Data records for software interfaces

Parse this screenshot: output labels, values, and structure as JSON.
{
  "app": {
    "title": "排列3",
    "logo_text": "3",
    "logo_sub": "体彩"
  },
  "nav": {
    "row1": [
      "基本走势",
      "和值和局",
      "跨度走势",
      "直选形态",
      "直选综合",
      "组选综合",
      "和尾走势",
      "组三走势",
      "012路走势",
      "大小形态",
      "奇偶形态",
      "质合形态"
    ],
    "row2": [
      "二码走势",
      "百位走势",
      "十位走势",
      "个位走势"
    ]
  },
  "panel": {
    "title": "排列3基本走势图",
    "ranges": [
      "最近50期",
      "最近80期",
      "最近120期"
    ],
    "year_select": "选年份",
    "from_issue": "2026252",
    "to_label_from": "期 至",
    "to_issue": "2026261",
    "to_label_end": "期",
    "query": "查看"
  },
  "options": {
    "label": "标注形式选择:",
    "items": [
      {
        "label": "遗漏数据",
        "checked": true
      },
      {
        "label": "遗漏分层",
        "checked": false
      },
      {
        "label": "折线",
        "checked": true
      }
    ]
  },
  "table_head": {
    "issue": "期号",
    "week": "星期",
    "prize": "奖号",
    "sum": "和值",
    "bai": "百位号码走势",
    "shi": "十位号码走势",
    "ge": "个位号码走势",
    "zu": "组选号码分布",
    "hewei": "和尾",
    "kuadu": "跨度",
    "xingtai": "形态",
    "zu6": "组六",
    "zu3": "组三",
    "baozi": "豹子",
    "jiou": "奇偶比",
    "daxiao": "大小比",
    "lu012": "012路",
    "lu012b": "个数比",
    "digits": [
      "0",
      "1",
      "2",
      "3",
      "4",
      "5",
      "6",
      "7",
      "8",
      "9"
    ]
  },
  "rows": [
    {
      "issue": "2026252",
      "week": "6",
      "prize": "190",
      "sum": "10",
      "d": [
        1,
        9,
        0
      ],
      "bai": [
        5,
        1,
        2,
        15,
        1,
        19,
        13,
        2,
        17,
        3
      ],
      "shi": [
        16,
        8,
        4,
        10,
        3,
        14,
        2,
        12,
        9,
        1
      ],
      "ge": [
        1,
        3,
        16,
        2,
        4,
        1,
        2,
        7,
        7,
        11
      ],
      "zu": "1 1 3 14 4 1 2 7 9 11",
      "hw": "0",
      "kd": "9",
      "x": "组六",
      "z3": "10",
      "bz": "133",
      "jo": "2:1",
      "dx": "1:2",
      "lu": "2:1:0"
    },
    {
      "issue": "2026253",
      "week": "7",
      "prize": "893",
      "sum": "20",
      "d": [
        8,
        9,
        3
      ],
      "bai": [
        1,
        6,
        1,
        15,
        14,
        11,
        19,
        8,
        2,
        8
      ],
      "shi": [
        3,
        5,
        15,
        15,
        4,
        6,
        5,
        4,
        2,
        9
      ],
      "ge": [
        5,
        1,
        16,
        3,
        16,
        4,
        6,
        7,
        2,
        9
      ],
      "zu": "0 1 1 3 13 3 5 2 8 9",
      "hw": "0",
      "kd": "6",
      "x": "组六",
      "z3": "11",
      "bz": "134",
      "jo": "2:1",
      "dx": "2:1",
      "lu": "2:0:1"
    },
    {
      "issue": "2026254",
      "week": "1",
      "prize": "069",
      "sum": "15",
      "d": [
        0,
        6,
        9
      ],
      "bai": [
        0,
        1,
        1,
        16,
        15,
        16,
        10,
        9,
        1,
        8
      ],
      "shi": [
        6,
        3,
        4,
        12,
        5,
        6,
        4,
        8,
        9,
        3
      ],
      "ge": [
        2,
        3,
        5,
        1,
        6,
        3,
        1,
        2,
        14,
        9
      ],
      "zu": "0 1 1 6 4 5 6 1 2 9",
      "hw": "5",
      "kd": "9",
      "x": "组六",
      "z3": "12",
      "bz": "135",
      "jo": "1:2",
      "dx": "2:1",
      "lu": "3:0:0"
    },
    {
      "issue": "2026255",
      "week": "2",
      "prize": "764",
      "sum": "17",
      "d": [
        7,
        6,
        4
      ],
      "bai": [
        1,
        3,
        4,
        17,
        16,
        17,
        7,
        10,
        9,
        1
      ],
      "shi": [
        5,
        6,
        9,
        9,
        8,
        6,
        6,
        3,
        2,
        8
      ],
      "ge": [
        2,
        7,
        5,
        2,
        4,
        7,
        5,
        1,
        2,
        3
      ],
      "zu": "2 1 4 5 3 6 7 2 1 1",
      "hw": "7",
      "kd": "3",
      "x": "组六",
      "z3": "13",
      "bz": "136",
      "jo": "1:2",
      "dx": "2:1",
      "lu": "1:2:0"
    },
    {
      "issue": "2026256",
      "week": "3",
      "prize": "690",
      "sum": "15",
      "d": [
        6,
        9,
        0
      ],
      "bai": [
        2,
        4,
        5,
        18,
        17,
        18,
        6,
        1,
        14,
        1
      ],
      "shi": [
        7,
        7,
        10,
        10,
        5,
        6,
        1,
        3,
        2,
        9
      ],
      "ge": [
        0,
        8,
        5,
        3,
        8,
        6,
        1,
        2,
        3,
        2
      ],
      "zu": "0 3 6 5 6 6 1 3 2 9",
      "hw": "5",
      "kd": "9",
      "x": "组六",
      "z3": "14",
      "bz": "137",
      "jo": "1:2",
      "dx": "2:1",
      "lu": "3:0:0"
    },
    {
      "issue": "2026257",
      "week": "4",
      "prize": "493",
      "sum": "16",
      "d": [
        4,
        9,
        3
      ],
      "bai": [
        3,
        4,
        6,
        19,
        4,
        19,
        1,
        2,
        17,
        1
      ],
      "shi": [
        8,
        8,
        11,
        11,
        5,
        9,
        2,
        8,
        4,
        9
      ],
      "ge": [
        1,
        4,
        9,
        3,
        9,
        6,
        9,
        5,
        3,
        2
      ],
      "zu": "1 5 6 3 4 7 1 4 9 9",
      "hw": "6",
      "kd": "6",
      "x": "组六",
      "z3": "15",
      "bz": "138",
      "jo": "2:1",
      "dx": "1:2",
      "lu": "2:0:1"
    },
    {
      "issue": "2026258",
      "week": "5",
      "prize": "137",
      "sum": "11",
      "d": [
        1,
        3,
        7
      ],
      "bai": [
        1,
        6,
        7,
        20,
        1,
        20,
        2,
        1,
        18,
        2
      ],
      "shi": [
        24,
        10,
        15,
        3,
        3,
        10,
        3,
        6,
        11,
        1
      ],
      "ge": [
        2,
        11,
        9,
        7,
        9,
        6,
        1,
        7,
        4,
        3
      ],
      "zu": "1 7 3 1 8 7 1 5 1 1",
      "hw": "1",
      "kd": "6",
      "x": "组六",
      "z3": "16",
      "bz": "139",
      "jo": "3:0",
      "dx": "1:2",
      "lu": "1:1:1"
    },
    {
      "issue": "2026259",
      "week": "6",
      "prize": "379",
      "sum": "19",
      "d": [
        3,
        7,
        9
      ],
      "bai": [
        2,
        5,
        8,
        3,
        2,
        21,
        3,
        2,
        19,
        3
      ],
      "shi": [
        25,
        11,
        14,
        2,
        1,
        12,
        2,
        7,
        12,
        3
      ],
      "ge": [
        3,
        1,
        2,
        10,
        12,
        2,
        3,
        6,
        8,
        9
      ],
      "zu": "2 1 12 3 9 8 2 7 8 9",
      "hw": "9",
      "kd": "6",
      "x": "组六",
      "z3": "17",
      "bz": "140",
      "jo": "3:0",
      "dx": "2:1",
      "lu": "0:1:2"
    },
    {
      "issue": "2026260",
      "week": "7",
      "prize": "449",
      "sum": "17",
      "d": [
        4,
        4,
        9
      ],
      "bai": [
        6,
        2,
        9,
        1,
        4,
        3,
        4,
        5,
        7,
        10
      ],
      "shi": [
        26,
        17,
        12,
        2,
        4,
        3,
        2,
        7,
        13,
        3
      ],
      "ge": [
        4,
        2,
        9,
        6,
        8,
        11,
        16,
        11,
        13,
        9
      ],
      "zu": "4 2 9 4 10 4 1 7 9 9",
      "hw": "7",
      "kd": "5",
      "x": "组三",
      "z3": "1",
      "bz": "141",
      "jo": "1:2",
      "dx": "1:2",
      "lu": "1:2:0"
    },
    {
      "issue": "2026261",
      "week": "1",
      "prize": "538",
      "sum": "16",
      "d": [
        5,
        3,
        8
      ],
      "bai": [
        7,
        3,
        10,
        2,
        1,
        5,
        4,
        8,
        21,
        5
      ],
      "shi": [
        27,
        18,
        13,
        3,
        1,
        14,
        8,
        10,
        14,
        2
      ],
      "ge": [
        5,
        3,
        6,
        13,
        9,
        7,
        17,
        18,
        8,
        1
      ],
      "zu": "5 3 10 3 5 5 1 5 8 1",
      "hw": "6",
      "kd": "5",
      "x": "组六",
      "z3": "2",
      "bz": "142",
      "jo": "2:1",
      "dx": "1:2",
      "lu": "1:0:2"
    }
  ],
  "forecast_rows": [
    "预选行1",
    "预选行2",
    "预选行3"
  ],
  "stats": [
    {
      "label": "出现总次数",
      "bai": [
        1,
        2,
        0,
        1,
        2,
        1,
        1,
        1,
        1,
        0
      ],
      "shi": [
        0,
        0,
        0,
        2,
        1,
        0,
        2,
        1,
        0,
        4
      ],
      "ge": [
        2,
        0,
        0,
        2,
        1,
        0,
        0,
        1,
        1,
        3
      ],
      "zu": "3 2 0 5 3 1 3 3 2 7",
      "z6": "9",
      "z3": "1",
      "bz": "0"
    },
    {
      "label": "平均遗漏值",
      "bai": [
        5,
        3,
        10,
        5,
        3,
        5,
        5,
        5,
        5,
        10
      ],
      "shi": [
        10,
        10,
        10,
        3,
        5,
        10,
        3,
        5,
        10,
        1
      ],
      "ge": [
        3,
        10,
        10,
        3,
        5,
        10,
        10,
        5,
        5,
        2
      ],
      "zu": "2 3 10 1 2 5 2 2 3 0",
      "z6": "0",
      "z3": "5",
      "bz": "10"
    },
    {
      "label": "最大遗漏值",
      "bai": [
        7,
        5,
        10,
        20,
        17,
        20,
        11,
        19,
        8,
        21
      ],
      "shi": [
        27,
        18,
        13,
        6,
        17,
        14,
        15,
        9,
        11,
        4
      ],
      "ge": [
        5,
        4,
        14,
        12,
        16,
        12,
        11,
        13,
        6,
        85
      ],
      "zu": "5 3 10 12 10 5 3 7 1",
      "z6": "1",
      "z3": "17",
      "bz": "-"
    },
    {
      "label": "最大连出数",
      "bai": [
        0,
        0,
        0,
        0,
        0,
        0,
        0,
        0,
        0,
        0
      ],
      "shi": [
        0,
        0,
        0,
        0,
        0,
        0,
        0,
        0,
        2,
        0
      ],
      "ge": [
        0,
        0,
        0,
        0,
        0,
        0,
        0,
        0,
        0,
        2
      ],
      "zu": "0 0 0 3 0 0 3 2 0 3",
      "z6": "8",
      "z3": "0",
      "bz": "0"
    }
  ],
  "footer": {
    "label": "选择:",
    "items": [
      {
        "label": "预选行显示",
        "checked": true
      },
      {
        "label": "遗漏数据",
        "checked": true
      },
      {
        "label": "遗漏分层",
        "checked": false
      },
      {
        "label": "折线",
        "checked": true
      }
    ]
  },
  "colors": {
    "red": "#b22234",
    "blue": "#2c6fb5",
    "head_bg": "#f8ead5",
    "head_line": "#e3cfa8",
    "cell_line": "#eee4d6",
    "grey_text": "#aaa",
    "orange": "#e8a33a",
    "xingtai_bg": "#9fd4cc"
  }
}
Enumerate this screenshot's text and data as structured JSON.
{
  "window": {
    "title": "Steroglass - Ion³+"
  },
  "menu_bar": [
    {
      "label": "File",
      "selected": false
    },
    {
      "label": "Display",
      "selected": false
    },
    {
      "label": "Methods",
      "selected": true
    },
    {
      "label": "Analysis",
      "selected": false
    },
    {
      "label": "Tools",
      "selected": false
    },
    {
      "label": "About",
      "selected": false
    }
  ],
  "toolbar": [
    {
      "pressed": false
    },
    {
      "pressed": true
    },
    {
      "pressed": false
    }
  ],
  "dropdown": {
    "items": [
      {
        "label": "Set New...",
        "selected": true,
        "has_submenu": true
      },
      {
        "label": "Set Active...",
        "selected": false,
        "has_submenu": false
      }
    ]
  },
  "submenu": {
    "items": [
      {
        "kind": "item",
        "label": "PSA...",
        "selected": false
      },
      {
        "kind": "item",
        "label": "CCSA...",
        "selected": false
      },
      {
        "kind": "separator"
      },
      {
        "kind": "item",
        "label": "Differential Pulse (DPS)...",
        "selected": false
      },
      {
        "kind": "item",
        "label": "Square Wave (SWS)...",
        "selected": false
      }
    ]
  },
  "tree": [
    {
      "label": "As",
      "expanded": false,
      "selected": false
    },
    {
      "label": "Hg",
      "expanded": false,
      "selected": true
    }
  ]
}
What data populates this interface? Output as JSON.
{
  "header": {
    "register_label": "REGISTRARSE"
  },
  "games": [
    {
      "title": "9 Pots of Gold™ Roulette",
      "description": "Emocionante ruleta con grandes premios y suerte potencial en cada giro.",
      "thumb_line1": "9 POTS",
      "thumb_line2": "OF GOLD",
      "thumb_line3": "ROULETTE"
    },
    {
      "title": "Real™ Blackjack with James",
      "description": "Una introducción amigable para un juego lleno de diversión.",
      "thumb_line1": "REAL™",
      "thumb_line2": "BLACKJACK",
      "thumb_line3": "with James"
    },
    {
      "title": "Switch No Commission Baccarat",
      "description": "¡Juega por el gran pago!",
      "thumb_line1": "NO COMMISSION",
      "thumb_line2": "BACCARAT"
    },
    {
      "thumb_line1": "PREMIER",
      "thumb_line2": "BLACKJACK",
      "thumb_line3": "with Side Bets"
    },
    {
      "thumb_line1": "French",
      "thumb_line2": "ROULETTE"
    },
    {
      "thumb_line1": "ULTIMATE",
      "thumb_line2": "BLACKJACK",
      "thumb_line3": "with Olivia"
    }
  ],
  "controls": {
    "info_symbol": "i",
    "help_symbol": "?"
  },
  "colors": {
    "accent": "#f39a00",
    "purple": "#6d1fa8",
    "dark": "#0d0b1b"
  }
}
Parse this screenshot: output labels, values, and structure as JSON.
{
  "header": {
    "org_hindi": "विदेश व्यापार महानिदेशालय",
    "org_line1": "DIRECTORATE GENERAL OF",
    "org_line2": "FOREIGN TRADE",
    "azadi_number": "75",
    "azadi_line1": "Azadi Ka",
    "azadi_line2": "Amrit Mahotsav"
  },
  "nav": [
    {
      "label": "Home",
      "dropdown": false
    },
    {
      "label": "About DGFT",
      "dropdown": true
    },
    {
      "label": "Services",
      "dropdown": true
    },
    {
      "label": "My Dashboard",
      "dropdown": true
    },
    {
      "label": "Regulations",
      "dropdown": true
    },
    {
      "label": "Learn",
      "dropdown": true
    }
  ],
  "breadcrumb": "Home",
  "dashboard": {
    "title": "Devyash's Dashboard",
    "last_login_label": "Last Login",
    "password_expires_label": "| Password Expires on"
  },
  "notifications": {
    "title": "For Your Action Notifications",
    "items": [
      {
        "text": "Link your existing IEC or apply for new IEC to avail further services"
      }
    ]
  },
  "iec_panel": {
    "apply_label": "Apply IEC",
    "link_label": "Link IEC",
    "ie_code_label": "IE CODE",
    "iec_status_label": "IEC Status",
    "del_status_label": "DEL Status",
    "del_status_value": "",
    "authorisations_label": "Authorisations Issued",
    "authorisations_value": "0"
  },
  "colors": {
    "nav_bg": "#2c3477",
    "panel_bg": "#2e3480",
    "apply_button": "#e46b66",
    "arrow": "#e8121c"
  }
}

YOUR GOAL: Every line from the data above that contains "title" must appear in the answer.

EXERCISE SOLUTION:
    "title": "排列3",
    "title": "排列3基本走势图",
    "title": "Steroglass - Ion³+"
      "title": "9 Pots of Gold™ Roulette",
      "title": "Real™ Blackjack with James",
      "title": "Switch No Commission Baccarat",
    "title": "Devyash's Dashboard",
    "title": "For Your Action Notifications",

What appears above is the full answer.